THE BLOG

How to Be Miserable: 5 Easy Steps

09/27/2012 03:32 pm ET | Updated Nov 27, 2012
  • Julie S. Kraft Licensed Marriage and Family Therapist, Co-Author of 'The Mindfulness Workbook for Addiction'

Warning: The five-step guide below is meant for humorous purposes only. Nobody -- including the writer of this blog, your boss, your parents, the last person to give you a parking ticket, the weatherman who swore it was not going to rain when in fact you knew it was going to rain but listened to him anyway and now you don't have an umbrella, and the dog whose poop you stepped in -- is conspiring to make you miserable. Now, having cleared that up...

For those of you who are lacking in misery, never fear! Follow this quick and easy guide and you are sure to increase your misery in no time.

1.) Find something slightly out of reach, or completely out of reach, and decide that you cannot be happy until you have it. For example, take some time to drive through a neighborhood that is out of your price range. Select your dream house. Alternate between fantasizing about the perfect life you would be living if you were in that house, loathing the place you are in now, and calculating all the reasons you can never afford to move. Other good options are jobs you are not qualified for, sexual partners who are clearly out of your league, and physical appearances that differ greatly from your own.

2.) Worry about money. A good way to accomplish this is to spend more than you make, but this is not mandatory. You can live well within your means, even have a lot in savings, and still be miserable over finances. All it takes is a little imagination! For instance, have you thought about what it is going to cost by the time your grandchildren go to college? How in God's name will they afford that? Also, what if that leak in the kitchen sink is really the beginning of $20,000 in plumbing repairs? Do you know how much it costs to fix a roof? Do you know that some computer hacker could be stealing your identity and preparing to max out all of your credit cards even as you are reading this sentence? How will you pay for that miracle drug that your insurance does not cover and is the only thing that will save your child's life if God forbid he gets infected with some bizarre super-bacteria? Repeat after me: I will never have enough money to be safe. Feel the panic set in!

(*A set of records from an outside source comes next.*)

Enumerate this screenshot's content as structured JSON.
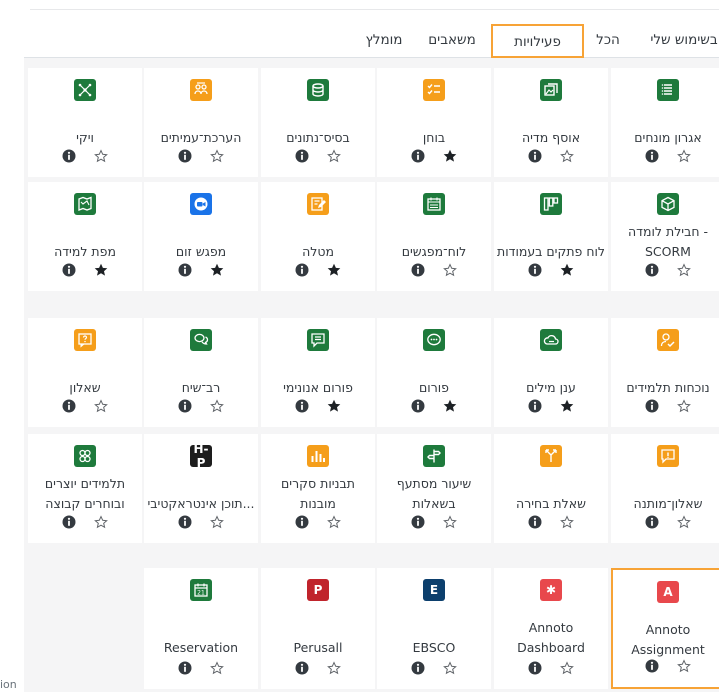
{
  "tabs": [
    {
      "label": "בשימוש שלי",
      "active": false
    },
    {
      "label": "הכל",
      "active": false
    },
    {
      "label": "פעילויות",
      "active": true
    },
    {
      "label": "משאבים",
      "active": false
    },
    {
      "label": "מומלץ",
      "active": false
    }
  ],
  "rows": [
    [
      {
        "name": "אגרון מונחים",
        "icon": "glossary-icon",
        "color": "green",
        "starred": false
      },
      {
        "name": "אוסף מדיה",
        "icon": "media-collection-icon",
        "color": "green",
        "starred": false
      },
      {
        "name": "בוחן",
        "icon": "quiz-icon",
        "color": "orange",
        "starred": true
      },
      {
        "name": "בסיס־נתונים",
        "icon": "database-icon",
        "color": "green",
        "starred": false
      },
      {
        "name": "הערכת־עמיתים",
        "icon": "workshop-icon",
        "color": "orange",
        "starred": false
      },
      {
        "name": "ויקי",
        "icon": "wiki-icon",
        "color": "green",
        "starred": false
      }
    ],
    [
      {
        "name": "חבילת לומדה - SCORM",
        "icon": "scorm-icon",
        "color": "green",
        "starred": false
      },
      {
        "name": "לוח פתקים בעמודות",
        "icon": "kanban-icon",
        "color": "green",
        "starred": true
      },
      {
        "name": "לוח־מפגשים",
        "icon": "scheduler-icon",
        "color": "green",
        "starred": false
      },
      {
        "name": "מטלה",
        "icon": "assignment-icon",
        "color": "orange",
        "starred": true
      },
      {
        "name": "מפגש זום",
        "icon": "zoom-icon",
        "color": "blue",
        "starred": true
      },
      {
        "name": "מפת למידה",
        "icon": "learning-map-icon",
        "color": "green",
        "starred": true
      }
    ],
    [
      {
        "name": "נוכחות תלמידים",
        "icon": "attendance-icon",
        "color": "orange",
        "starred": false
      },
      {
        "name": "ענן מילים",
        "icon": "word-cloud-icon",
        "color": "green",
        "starred": true
      },
      {
        "name": "פורום",
        "icon": "forum-icon",
        "color": "green",
        "starred": true
      },
      {
        "name": "פורום אנונימי",
        "icon": "anonymous-forum-icon",
        "color": "green",
        "starred": true
      },
      {
        "name": "רב־שיח",
        "icon": "chat-icon",
        "color": "green",
        "starred": false
      },
      {
        "name": "שאלון",
        "icon": "questionnaire-icon",
        "color": "orange",
        "starred": false
      }
    ],
    [
      {
        "name": "שאלון־מותנה",
        "icon": "feedback-icon",
        "color": "orange",
        "starred": false
      },
      {
        "name": "שאלת בחירה",
        "icon": "choice-icon",
        "color": "orange",
        "starred": false
      },
      {
        "name": "שיעור מסתעף בשאלות",
        "icon": "lesson-icon",
        "color": "green",
        "starred": false
      },
      {
        "name": "תבניות סקרים מובנות",
        "icon": "survey-icon",
        "color": "orange",
        "starred": false
      },
      {
        "name": "תוכן אינטראקטיבי...",
        "icon": "h5p-icon",
        "color": "black",
        "iconText": "H-P",
        "starred": false
      },
      {
        "name": "תלמידים יוצרים ובוחרים קבוצה",
        "icon": "group-choice-icon",
        "color": "green",
        "starred": false
      }
    ],
    [
      {
        "name": "Annoto Assignment",
        "icon": "annoto-assignment-icon",
        "color": "pink",
        "iconText": "A",
        "starred": false,
        "selected": true
      },
      {
        "name": "Annoto Dashboard",
        "icon": "annoto-dashboard-icon",
        "color": "pink",
        "iconText": "✱",
        "starred": false
      },
      {
        "name": "EBSCO",
        "icon": "ebsco-icon",
        "color": "navy",
        "iconText": "E",
        "starred": false
      },
      {
        "name": "Perusall",
        "icon": "perusall-icon",
        "color": "red",
        "iconText": "P",
        "starred": false
      },
      {
        "name": "Reservation",
        "icon": "reservation-icon",
        "color": "green",
        "starred": false
      }
    ]
  ],
  "colors": {
    "green": "#1e7a3c",
    "orange": "#f59e1a",
    "blue": "#1a73e8",
    "black": "#1d1d1d",
    "red": "#c0242c",
    "navy": "#0c3f6d",
    "pink": "#e8484c",
    "accent": "#f7a336"
  },
  "action_icons": {
    "info": "info-icon",
    "star_empty": "star-outline-icon",
    "star_filled": "star-filled-icon"
  },
  "cutoff_text": "ion"
}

3.) Eat a lot of fast food. Also, eat it quickly. Eat it in the car. Shove it into your face between meetings. Be convinced that eating this greasy, dripping slop is a well-deserved reward for how hard you work and is going to make you happy. (Being convinced that things will make you happy is an excellent way to get miserable.) Bask in the stomach problems that follow. Spend a lot of time complaining that you are fat. Feel ashamed and out of control. This will lead you back to eating fast food so the cycle can repeat.

4.) Compare yourself to other people. Useful comparisons are weight, annual income, attractiveness of one's spouse or partner, and success of one's children. However, you may want to look for details like specific body parts (butt, thighs, facial wrinkles, hair loss) or material belongings (car, shoes, purse, boat) to do a more thorough comparison. This technique is useful in that no matter your determination -- whether you feel you stack up better or fall short of the mark -- you will increase your misery! In seeing yourself as lower than others, you can begin to self-criticize and/or bathe in a deep, gooey pond of self-pity. In seeing yourself as better, you may temporarily decrease your misery. But do not worry! Your misery is a foregone conclusion as you lose friends due to your smug and judgmental attitude. Moreover, as your sense of self is built on a shaky and illusive perception of being better than other people, you will live with a sense of almost intolerable uncertainty and emptiness. Bingo!

5.) Ignore the good stuff. This is very important! If you continue to feel gratitude you are never going to hit the depths of misery you are looking for. You have to get rid of all that. Do not pay attention to the quiet moment when you got to take a lovely, deep breath. Definitely do not tell your spouse about that moment. Skip over it and instead list every single thing that was irritating about your day. Telling the story again and again will increase your misery all the more. One frustrating experience can be relived over and over -- more bang for your buck!

Stay away from nature. That includes sunsets and stargazing. If your children draw pictures on the wall in crayon, do not find this endearing or innocent or memorable. It is important to become livid and yell at the children. Do not see the humor in almost anything. Do not give yourself credit for the things you do well. Do not give your spouse or children or friends or colleagues credit for the things they do well. Refocus your attention on all the ways everyone is messing up all the time. Point out people's mistakes and absolutely pummel yourself for your own.

When something pleasant happens or things seem to fall into place, don't get all spiritual about it. Do not believe there is a connection or a greater purpose or that some Higher Power is looking out for you. Try something like "Everyone gets lucky once in a while I guess," or "There's no such thing as a free lunch; I know I'll pay for this later." This will minimize hopefulness. Hopefulness is an antidote to misery and must be stamped out.

So there you have it: five simple steps to a profoundly miserable existence! I know you can do it. Of course, misery is not what all of us are going for. If, in fact, you are looking to decrease your misery -- and maybe even boost your joy -- try a healthy dose of the opposite of everything listed above. But be careful: You may just lose your misery altogether.

For more on emotional wellness, click here.